And that's wildly open to interpretation. Humans seem to be connected to the Dark Soul - it seems that "Humanity" as seen in-game are fragments of that Dark Soul. So if humans are dark, then an age of darkness might mean an age in which humans become the dominant force in the world, which could be good or bad.
But are we to understand that the First Flame is simply that of Gwyn - the light, complete with patriarchal deity who is in charge of the world - or is the Flame the very disparity that allows both light and dark to coexist?
There's a ring called the Serpent Ring that describes Serpents as imperfect dragons. Could it be that they are manipulating the player into undoing the works of the Lords?
But Frampt and Kaathe both tell you to do basically opposite things.
They're both pushing you to kill Lord Gwyn - and the other Lords, for that matter (the Pygmy isn't in the game, at least not before the DLC, assuming everyone's right about Manus.) Could beating the game actually be the wrong thing to do?
Setting aside that tin-foil hat interpretation (I say tin-foil hat, but I imagine it's one of the many valid interpretations of the game others have had,) there's also a kind of odd irony when you think about the idea of linking the fire. The flame created disparity and change, but the act of linking the fire - preserving it - actually means preserving things the way that they were.

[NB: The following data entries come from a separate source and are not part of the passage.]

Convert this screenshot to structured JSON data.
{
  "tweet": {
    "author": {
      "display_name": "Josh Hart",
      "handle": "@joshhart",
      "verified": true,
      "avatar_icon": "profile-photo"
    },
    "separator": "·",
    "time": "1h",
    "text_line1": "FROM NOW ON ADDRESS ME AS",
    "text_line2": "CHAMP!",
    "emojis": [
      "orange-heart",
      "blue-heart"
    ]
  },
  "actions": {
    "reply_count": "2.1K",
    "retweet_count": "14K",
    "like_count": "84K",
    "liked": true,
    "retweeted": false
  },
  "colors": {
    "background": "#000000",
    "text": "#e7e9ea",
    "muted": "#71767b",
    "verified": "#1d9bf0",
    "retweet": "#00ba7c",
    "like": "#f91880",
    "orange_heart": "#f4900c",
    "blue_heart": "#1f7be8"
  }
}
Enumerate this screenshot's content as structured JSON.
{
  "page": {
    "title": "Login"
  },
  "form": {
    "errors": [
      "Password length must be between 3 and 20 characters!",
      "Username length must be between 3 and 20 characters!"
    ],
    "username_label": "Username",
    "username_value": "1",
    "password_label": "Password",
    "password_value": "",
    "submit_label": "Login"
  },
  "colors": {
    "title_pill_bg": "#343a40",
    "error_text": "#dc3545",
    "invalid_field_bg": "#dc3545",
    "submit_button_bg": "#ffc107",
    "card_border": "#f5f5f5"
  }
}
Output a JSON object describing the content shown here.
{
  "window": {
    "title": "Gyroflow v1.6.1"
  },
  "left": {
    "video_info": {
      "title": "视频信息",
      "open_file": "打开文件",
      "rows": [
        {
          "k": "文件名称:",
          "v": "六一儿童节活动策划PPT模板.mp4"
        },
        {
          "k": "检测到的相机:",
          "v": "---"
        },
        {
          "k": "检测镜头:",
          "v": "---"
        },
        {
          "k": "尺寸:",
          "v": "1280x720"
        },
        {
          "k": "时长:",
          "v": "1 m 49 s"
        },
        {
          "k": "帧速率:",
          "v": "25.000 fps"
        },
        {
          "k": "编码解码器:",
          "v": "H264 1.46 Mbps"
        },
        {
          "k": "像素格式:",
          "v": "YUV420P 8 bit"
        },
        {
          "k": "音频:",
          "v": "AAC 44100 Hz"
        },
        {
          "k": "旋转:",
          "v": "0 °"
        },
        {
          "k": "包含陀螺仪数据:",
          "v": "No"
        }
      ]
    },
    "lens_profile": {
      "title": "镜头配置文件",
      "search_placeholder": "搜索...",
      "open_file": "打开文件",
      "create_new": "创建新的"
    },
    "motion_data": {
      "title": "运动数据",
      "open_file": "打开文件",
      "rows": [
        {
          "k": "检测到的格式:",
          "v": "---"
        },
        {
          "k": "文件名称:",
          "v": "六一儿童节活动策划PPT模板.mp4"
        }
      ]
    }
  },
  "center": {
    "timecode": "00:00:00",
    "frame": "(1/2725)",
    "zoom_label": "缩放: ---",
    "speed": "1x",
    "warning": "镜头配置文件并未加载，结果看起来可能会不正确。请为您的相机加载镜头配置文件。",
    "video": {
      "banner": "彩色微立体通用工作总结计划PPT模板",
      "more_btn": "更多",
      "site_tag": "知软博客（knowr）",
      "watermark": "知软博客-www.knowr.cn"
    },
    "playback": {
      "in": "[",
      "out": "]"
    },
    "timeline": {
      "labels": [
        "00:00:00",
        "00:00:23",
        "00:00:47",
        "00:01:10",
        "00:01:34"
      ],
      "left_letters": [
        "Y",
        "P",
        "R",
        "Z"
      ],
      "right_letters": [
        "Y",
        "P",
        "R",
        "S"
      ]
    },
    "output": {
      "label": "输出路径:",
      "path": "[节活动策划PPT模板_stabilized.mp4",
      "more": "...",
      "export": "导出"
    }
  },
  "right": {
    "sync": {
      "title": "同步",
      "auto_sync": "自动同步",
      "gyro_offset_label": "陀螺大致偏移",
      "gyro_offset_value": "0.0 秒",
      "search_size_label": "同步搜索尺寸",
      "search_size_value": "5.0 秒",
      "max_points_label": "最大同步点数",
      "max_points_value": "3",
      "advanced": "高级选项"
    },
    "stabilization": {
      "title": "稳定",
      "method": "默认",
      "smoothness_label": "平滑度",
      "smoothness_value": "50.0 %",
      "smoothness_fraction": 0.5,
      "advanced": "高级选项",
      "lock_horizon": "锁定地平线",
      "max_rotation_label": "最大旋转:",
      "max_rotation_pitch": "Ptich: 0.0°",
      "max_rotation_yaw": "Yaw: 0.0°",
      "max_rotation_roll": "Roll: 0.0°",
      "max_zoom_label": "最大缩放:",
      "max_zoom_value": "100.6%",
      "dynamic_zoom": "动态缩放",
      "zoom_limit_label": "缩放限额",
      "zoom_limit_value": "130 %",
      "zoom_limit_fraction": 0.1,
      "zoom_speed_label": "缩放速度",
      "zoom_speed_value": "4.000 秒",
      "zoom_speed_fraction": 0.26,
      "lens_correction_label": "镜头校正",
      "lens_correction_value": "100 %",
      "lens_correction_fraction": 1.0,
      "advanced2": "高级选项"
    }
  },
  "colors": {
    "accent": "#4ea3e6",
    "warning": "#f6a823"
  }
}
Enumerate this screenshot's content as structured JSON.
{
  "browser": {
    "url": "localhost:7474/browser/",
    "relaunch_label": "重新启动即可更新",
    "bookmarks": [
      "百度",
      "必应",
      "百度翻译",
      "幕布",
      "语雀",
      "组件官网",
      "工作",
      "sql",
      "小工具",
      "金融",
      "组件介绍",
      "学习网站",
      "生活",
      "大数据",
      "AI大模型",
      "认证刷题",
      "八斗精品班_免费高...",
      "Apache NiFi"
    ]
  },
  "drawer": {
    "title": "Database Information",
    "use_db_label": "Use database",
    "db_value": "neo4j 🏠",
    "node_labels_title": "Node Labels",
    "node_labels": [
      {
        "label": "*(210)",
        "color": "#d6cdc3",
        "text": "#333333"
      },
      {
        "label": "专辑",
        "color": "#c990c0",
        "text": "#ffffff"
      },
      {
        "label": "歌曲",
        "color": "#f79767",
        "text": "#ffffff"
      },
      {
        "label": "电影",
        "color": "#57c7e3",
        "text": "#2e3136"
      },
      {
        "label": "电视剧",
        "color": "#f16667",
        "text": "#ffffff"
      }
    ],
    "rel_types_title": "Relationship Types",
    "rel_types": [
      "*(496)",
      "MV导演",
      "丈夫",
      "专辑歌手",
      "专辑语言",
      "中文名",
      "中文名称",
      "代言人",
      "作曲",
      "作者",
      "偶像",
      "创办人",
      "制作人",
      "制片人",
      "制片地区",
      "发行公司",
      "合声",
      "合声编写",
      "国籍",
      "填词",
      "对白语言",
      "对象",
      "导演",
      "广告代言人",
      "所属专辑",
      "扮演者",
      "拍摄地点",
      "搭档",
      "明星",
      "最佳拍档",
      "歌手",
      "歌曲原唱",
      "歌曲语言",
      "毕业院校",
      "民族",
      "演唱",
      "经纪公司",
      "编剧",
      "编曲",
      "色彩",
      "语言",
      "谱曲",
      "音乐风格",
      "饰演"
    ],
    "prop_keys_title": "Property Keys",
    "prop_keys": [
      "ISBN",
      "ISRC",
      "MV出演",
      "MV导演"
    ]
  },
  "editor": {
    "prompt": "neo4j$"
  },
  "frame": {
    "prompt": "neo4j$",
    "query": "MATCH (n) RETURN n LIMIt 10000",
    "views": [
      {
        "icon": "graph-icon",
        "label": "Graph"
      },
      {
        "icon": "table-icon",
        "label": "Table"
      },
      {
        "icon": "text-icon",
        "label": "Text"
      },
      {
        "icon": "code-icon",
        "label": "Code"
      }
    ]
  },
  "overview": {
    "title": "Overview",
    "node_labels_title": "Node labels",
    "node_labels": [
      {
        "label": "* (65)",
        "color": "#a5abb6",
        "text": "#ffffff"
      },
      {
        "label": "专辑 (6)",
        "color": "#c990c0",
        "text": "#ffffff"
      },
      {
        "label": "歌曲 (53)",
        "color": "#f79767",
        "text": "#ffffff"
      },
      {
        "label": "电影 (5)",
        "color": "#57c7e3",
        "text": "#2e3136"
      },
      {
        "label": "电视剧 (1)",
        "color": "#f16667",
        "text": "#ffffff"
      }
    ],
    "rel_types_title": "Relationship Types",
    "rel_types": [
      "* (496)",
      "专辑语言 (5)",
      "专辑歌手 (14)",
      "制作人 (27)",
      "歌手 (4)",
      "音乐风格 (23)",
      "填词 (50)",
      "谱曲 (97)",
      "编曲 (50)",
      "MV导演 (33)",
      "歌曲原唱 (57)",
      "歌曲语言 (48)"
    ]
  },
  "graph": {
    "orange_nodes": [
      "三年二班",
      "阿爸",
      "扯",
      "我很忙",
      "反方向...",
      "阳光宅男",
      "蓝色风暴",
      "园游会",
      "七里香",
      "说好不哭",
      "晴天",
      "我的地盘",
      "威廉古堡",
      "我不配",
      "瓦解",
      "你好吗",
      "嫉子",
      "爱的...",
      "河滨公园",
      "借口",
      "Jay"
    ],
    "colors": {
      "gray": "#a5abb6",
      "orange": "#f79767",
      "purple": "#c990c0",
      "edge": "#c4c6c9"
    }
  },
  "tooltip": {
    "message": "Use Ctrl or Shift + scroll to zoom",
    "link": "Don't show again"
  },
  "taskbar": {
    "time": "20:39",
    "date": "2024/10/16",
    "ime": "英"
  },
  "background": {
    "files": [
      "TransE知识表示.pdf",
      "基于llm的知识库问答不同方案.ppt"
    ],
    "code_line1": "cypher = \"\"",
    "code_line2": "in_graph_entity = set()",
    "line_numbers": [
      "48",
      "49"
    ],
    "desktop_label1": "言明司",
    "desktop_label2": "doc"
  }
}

The Age of Darkness ending obviously sounds like the "bad" one, especially given that it plays into ideas of our hero doing something selfish - it's suggested that he or she will become some sort of god-emperor over the coming age, assuming the serpents aren't just lying to him/her. But perhaps it's actually better. The First Flame might have been the catalyst for the universe having... stuff happen in it, but perhaps it's inefficient in consuming the fuel of reality. Maybe there's a whole other way for the Dark Souls universe to be organized that allows it to be totally different things, and perhaps that's what the Age of Darkness entails.
But honestly, who the hell knows?